According to The Last New Wave (1980) by David Stratton (page 103), in a conversation between actor Jack Thompson and film critic David Stratton in the autumn of 1976, Thompson stated that in its longer version, this film was "emotionally shattering" and "one of the finest achievements of the Australian cinema, if not the finest."
A two-and-a-half (approximately 150 minute) version of "Sunday Too Far Away" existed before it's Sydney Film Festival Premiere cut of about two hours. The Final Cut runs just over an hour and a half (94 mins). Apparently, this original cut no longer exists.
All the male cast members had to have their heads shaven to the short-back-and-sides hair look of the 1950s so effectively, like the sheep in "Sunday too Far Away", the shearers also got shorn .

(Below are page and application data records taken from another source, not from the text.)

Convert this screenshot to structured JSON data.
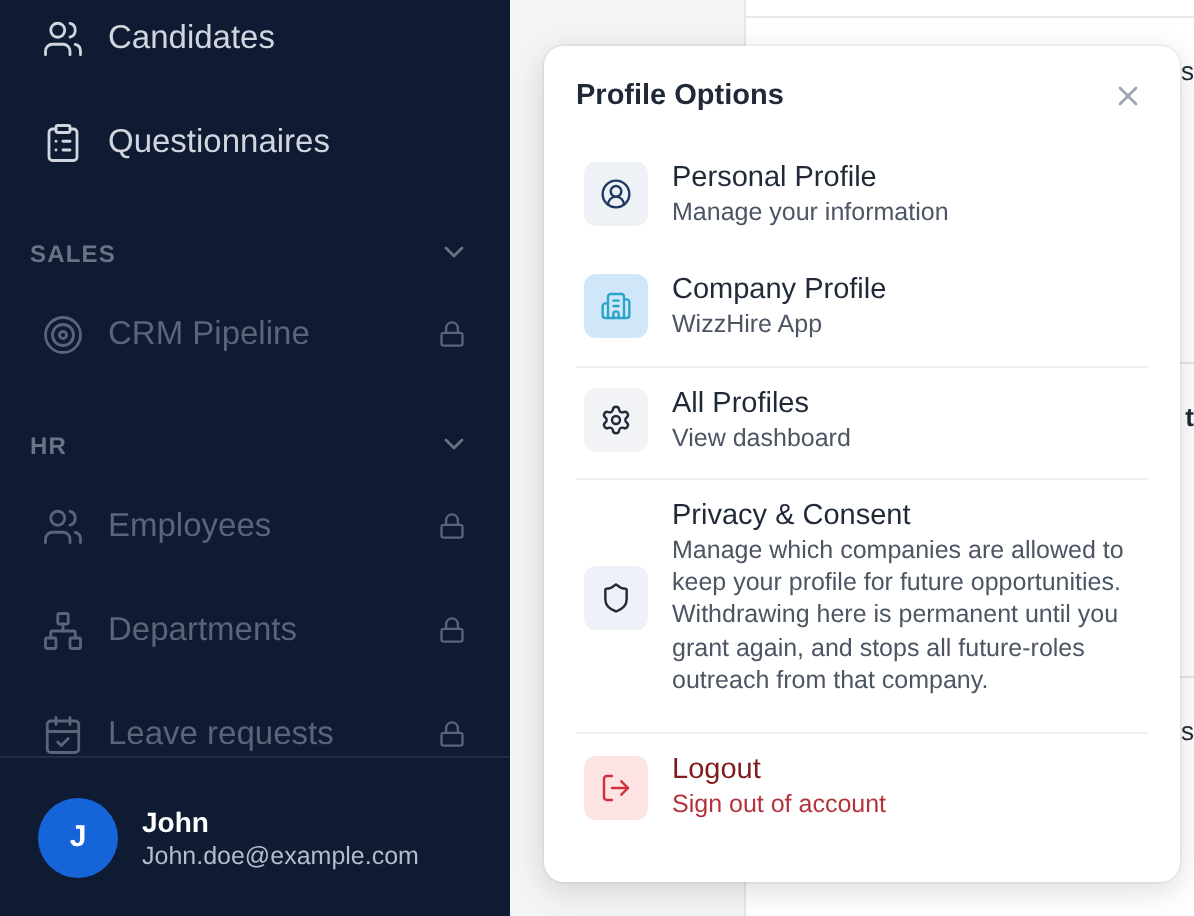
{
  "sidebar": {
    "items": [
      {
        "kind": "link",
        "label": "Candidates",
        "locked": false
      },
      {
        "kind": "link",
        "label": "Questionnaires",
        "locked": false
      },
      {
        "kind": "section",
        "label": "SALES",
        "expanded": true
      },
      {
        "kind": "link",
        "label": "CRM Pipeline",
        "locked": true
      },
      {
        "kind": "section",
        "label": "HR",
        "expanded": true
      },
      {
        "kind": "link",
        "label": "Employees",
        "locked": true
      },
      {
        "kind": "link",
        "label": "Departments",
        "locked": true
      },
      {
        "kind": "link",
        "label": "Leave requests",
        "locked": true
      }
    ],
    "user": {
      "initial": "J",
      "name": "John",
      "email": "John.doe@example.com"
    }
  },
  "page": {
    "texts": [
      "s",
      "t",
      "s"
    ]
  },
  "profile_menu": {
    "title": "Profile Options",
    "items": [
      {
        "kind": "personal",
        "title": "Personal Profile",
        "subtitle": "Manage your information",
        "divider_before": false
      },
      {
        "kind": "company",
        "title": "Company Profile",
        "subtitle": "WizzHire App",
        "divider_before": false
      },
      {
        "kind": "settings",
        "title": "All Profiles",
        "subtitle": "View dashboard",
        "divider_before": true
      },
      {
        "kind": "privacy",
        "title": "Privacy & Consent",
        "subtitle": "Manage which companies are allowed to keep your profile for future opportunities. Withdrawing here is permanent until you grant again, and stops all future-roles outreach from that company.",
        "divider_before": true
      },
      {
        "kind": "logout",
        "title": "Logout",
        "subtitle": "Sign out of account",
        "divider_before": true
      }
    ]
  }
}
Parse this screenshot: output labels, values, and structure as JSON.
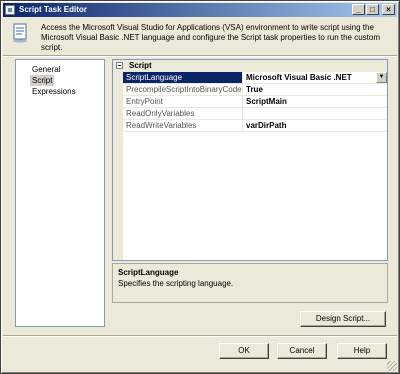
{
  "window": {
    "title": "Script Task Editor",
    "controls": {
      "minimize": "_",
      "maximize": "□",
      "close": "×"
    }
  },
  "header": {
    "description": "Access the Microsoft Visual Studio for Applications (VSA) environment to write script using the Microsoft Visual Basic .NET language and configure the Script task properties to run the custom script."
  },
  "nav": {
    "items": [
      {
        "label": "General"
      },
      {
        "label": "Script"
      },
      {
        "label": "Expressions"
      }
    ],
    "selected": "Script"
  },
  "grid": {
    "category": "Script",
    "properties": [
      {
        "name": "ScriptLanguage",
        "value": "Microsoft Visual Basic .NET"
      },
      {
        "name": "PrecompileScriptIntoBinaryCode",
        "value": "True"
      },
      {
        "name": "EntryPoint",
        "value": "ScriptMain"
      },
      {
        "name": "ReadOnlyVariables",
        "value": ""
      },
      {
        "name": "ReadWriteVariables",
        "value": "varDirPath"
      }
    ],
    "dropdown_glyph": "▼"
  },
  "description_panel": {
    "title": "ScriptLanguage",
    "text": "Specifies the scripting language."
  },
  "buttons": {
    "design_script": "Design Script...",
    "ok": "OK",
    "cancel": "Cancel",
    "help": "Help"
  },
  "colors": {
    "title_gradient_start": "#0a246a",
    "title_gradient_end": "#a6caf0",
    "selection": "#0a246a",
    "dialog_bg": "#ece9d8"
  }
}
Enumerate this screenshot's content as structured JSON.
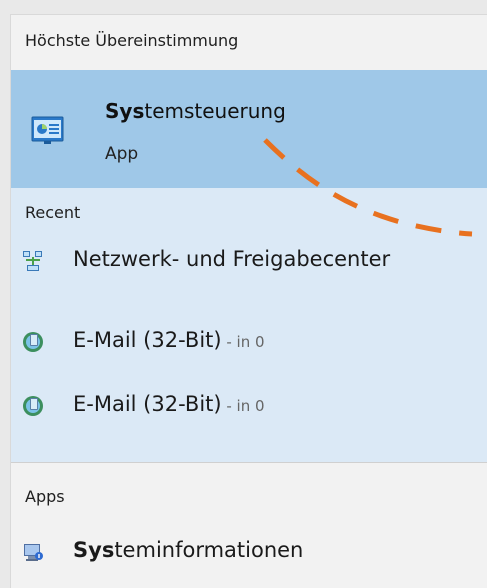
{
  "best_match": {
    "header": "Höchste Übereinstimmung",
    "title_bold": "Sys",
    "title_rest": "temsteuerung",
    "subtitle": "App",
    "icon": "control-panel-icon"
  },
  "recent": {
    "header": "Recent",
    "items": [
      {
        "label": "Netzwerk- und Freigabecenter",
        "suffix": "",
        "icon": "network-sharing-icon"
      },
      {
        "label": "E-Mail (32-Bit)",
        "suffix": " - in 0",
        "icon": "mail-icon"
      },
      {
        "label": "E-Mail (32-Bit)",
        "suffix": " - in 0",
        "icon": "mail-icon"
      }
    ]
  },
  "apps": {
    "header": "Apps",
    "items": [
      {
        "label_bold": "Sys",
        "label_rest": "teminformationen",
        "icon": "system-information-icon"
      }
    ]
  },
  "colors": {
    "selected_bg": "#9fc8e8",
    "recent_bg": "#dbe9f6",
    "panel_bg": "#f2f2f2",
    "annotation": "#e8711f"
  }
}
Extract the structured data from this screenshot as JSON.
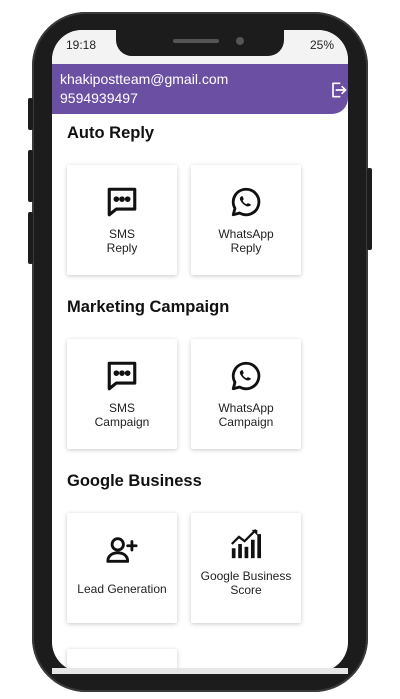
{
  "status": {
    "time": "19:18",
    "battery": "25%"
  },
  "header": {
    "email": "khakipostteam@gmail.com",
    "phone": "9594939497"
  },
  "sections": [
    {
      "title": "Auto Reply",
      "cards": [
        {
          "line1": "SMS",
          "line2": "Reply",
          "icon": "sms-icon"
        },
        {
          "line1": "WhatsApp",
          "line2": "Reply",
          "icon": "whatsapp-icon"
        }
      ]
    },
    {
      "title": "Marketing Campaign",
      "cards": [
        {
          "line1": "SMS",
          "line2": "Campaign",
          "icon": "sms-icon"
        },
        {
          "line1": "WhatsApp",
          "line2": "Campaign",
          "icon": "whatsapp-icon"
        }
      ]
    },
    {
      "title": "Google Business",
      "cards": [
        {
          "line1": "Lead Generation",
          "line2": "",
          "icon": "add-user-icon"
        },
        {
          "line1": "Google Business",
          "line2": "Score",
          "icon": "chart-growth-icon"
        }
      ]
    }
  ],
  "colors": {
    "header": "#6b4fa2",
    "phone_frame": "#1c1c1c"
  }
}
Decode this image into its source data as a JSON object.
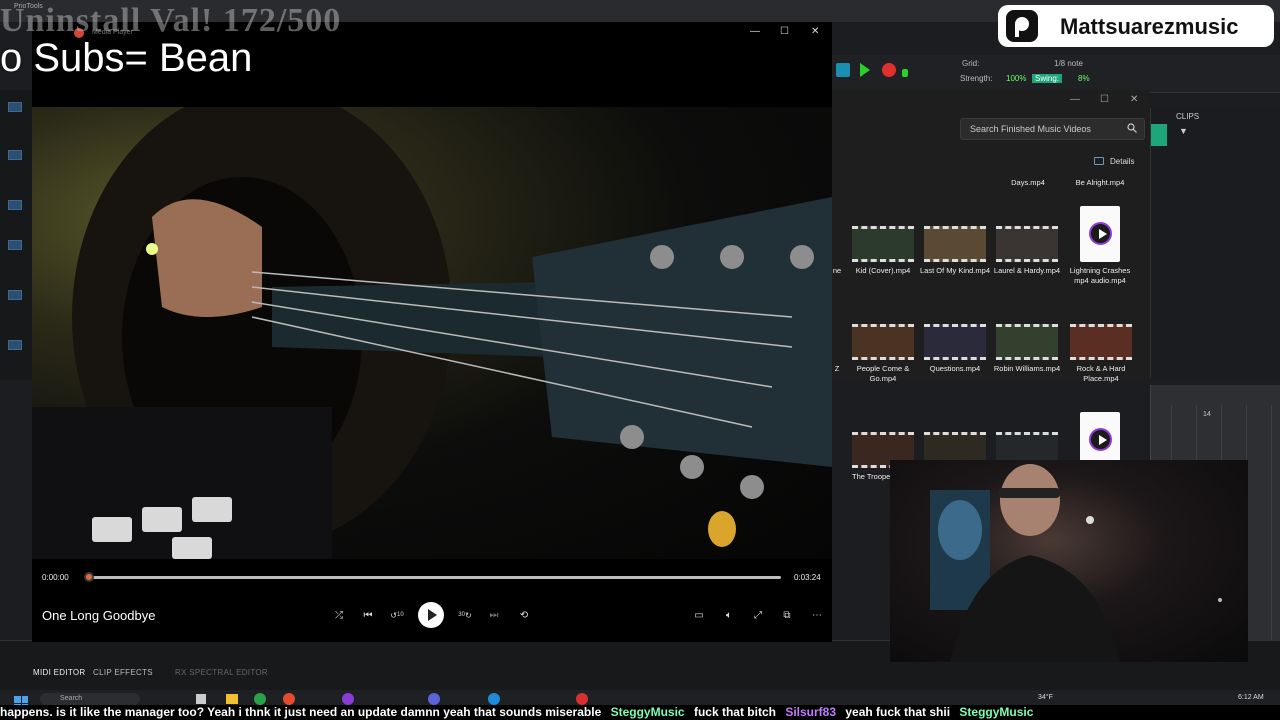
{
  "overlay": {
    "uninstall_goal": "Uninstall Val! 172/500",
    "subs_goal": "o Subs= Bean",
    "brand": "Mattsuarezmusic"
  },
  "daw": {
    "top_app": "PrioTools",
    "grid_label": "Grid:",
    "grid_value": "1/8 note",
    "strength_label": "Strength:",
    "strength_value": "100%",
    "swing_label": "Swing:",
    "swing_value": "8%",
    "clips_label": "CLIPS",
    "bottom_tabs": [
      "MIDI EDITOR",
      "CLIP EFFECTS",
      "RX SPECTRAL EDITOR"
    ],
    "ruler_marker": "14",
    "colors": {
      "accent_green": "#1fa57a",
      "record_red": "#e0302b",
      "play_green": "#2bd12b"
    }
  },
  "explorer": {
    "search_placeholder": "Search Finished Music Videos",
    "details_label": "Details",
    "top_row": [
      "Days.mp4",
      "Be Alright.mp4"
    ],
    "row1": [
      "Kid (Cover).mp4",
      "Last Of My Kind.mp4",
      "Laurel & Hardy.mp4",
      "Lightning Crashes mp4 audio.mp4"
    ],
    "row2": [
      "People Come & Go.mp4",
      "Questions.mp4",
      "Robin Williams.mp4",
      "Rock & A Hard Place.mp4"
    ],
    "row3": [
      "The Troope"
    ],
    "partial_labels": [
      "ne",
      "Z"
    ]
  },
  "player": {
    "window_title": "Media Player",
    "track_title": "One Long Goodbye",
    "time_current": "0:00:00",
    "time_total": "0:03:24",
    "progress_fraction": 0.0,
    "skip_back_label": "10",
    "skip_forward_label": "30",
    "icons": [
      "shuffle-icon",
      "previous-icon",
      "skip-back-10-icon",
      "play-icon",
      "skip-forward-30-icon",
      "next-icon",
      "repeat-off-icon",
      "subtitles-icon",
      "volume-icon",
      "fullscreen-icon",
      "miniplayer-icon",
      "more-icon"
    ]
  },
  "taskbar": {
    "search_placeholder": "Search",
    "weather": "34°F",
    "clock_time": "6:12 AM"
  },
  "chat_ticker": [
    {
      "type": "text",
      "value": "happens.  is it like the manager too?  Yeah i thnk it just need an update  damnn  yeah that sounds miserable"
    },
    {
      "type": "user",
      "value": "SteggyMusic"
    },
    {
      "type": "text",
      "value": "fuck that bitch"
    },
    {
      "type": "user2",
      "value": "Silsurf83"
    },
    {
      "type": "text",
      "value": "yeah fuck that shii"
    },
    {
      "type": "user",
      "value": "SteggyMusic"
    }
  ]
}
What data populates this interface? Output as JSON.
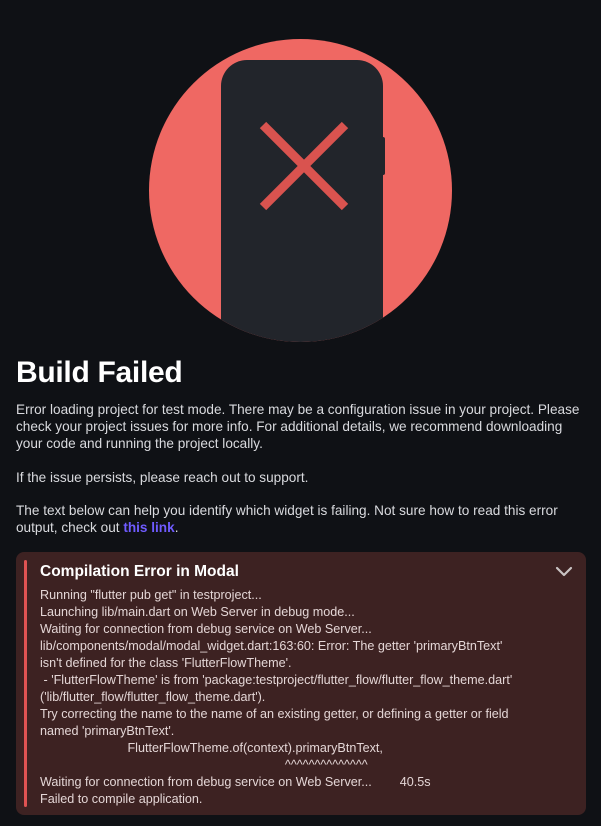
{
  "hero": {
    "circle_color": "#ef6863",
    "phone_color": "#22252b",
    "x_color": "#d9534f",
    "icon": "phone-error-icon"
  },
  "title": "Build Failed",
  "paragraphs": {
    "p1": "Error loading project for test mode. There may be a configuration issue in your project. Please check your project issues for more info. For additional details, we recommend downloading your code and running the project locally.",
    "p2": "If the issue persists, please reach out to support.",
    "p3_prefix": "The text below can help you identify which widget is failing. Not sure how to read this error output, check out ",
    "p3_link": "this link",
    "p3_suffix": "."
  },
  "error_panel": {
    "title": "Compilation Error in Modal",
    "accent_color": "#e05353",
    "background_color": "#3d2222",
    "chevron_icon": "chevron-down-icon",
    "log": "Running \"flutter pub get\" in testproject...\nLaunching lib/main.dart on Web Server in debug mode...\nWaiting for connection from debug service on Web Server...\nlib/components/modal/modal_widget.dart:163:60: Error: The getter 'primaryBtnText'\nisn't defined for the class 'FlutterFlowTheme'.\n - 'FlutterFlowTheme' is from 'package:testproject/flutter_flow/flutter_flow_theme.dart'\n('lib/flutter_flow/flutter_flow_theme.dart').\nTry correcting the name to the name of an existing getter, or defining a getter or field\nnamed 'primaryBtnText'.\n                         FlutterFlowTheme.of(context).primaryBtnText,\n                                                                      ^^^^^^^^^^^^^^\nWaiting for connection from debug service on Web Server...        40.5s\nFailed to compile application."
  }
}
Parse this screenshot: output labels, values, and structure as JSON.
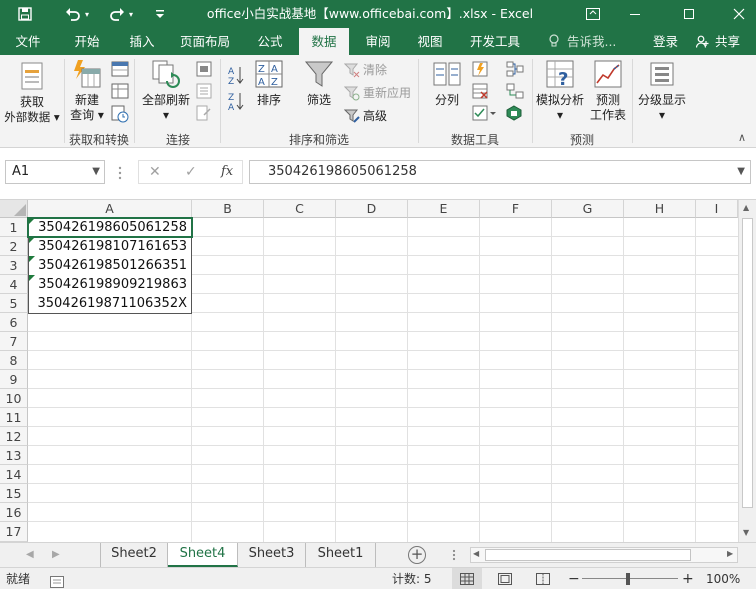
{
  "title_bar": {
    "title": "office小白实战基地【www.officebai.com】.xlsx - Excel"
  },
  "tabs": [
    {
      "label": "文件"
    },
    {
      "label": "开始"
    },
    {
      "label": "插入"
    },
    {
      "label": "页面布局"
    },
    {
      "label": "公式"
    },
    {
      "label": "数据",
      "active": true
    },
    {
      "label": "审阅"
    },
    {
      "label": "视图"
    },
    {
      "label": "开发工具"
    }
  ],
  "tell_me": "告诉我...",
  "login": "登录",
  "share": "共享",
  "ribbon": {
    "get_external_line1": "获取",
    "get_external_line2": "外部数据",
    "new_query_line1": "新建",
    "new_query_line2": "查询",
    "refresh_all": "全部刷新",
    "sort": "排序",
    "filter": "筛选",
    "clear": "清除",
    "reapply": "重新应用",
    "advanced": "高级",
    "text_to_columns": "分列",
    "what_if_line1": "模拟分析",
    "forecast_line1": "预测",
    "forecast_line2": "工作表",
    "outline": "分级显示",
    "groups": {
      "get_transform": "获取和转换",
      "connections": "连接",
      "sort_filter": "排序和筛选",
      "data_tools": "数据工具",
      "forecast": "预测"
    }
  },
  "formula_bar": {
    "name_box": "A1",
    "fx": "fx",
    "content": "350426198605061258"
  },
  "columns": [
    "A",
    "B",
    "C",
    "D",
    "E",
    "F",
    "G",
    "H",
    "I"
  ],
  "rows": [
    "1",
    "2",
    "3",
    "4",
    "5",
    "6",
    "7",
    "8",
    "9",
    "10",
    "11",
    "12",
    "13",
    "14",
    "15",
    "16",
    "17"
  ],
  "cells": [
    "350426198605061258",
    "350426198107161653",
    "350426198501266351",
    "350426198909219863",
    "35042619871106352X"
  ],
  "sheets": [
    {
      "label": "Sheet2"
    },
    {
      "label": "Sheet4",
      "active": true
    },
    {
      "label": "Sheet3"
    },
    {
      "label": "Sheet1"
    }
  ],
  "status": {
    "ready": "就绪",
    "count": "计数: 5",
    "zoom": "100%"
  },
  "colors": {
    "accent": "#217346",
    "error_triangle": "#1f7a3c"
  }
}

This picture, according to screening notes for the 2018 Adelaide Film Festival, "was the feature that launched the South Australian Film Corporation, confirming the genius of Gil Brealey, Matt Carroll and Ken Hannam, and brought Australian cinema back to Cannes for the first time since 1965."
In summary form, the film's achievements were reflected by the following accolades, according to the South Australian Film Corporation's 'Showcase'. The picture was the "winner of [the] Australian Film Institute Award for Best Film, Best Actor and Best Supporting Actor and was "selected for [the] Cannes Film Festival Director's Fortnight."
Debut theatrical feature film lensed by Australian cinematographer / director of photography (D.O.P) Geoff Burton.
This movie's original script title was 'Shearers'.
Torrential rain and flooding produced serious problems during the filming of this movie which was set in hot, dry and barren conditions. At least at one stage, it rained constantly for two weeks.
A title card at the start of this film sets the time and place as "Australia 1955".
The film's closing epilogue states: "The Strike lasted nine months. The Shearers won. It wasn't the money so much. It was the bloody insult".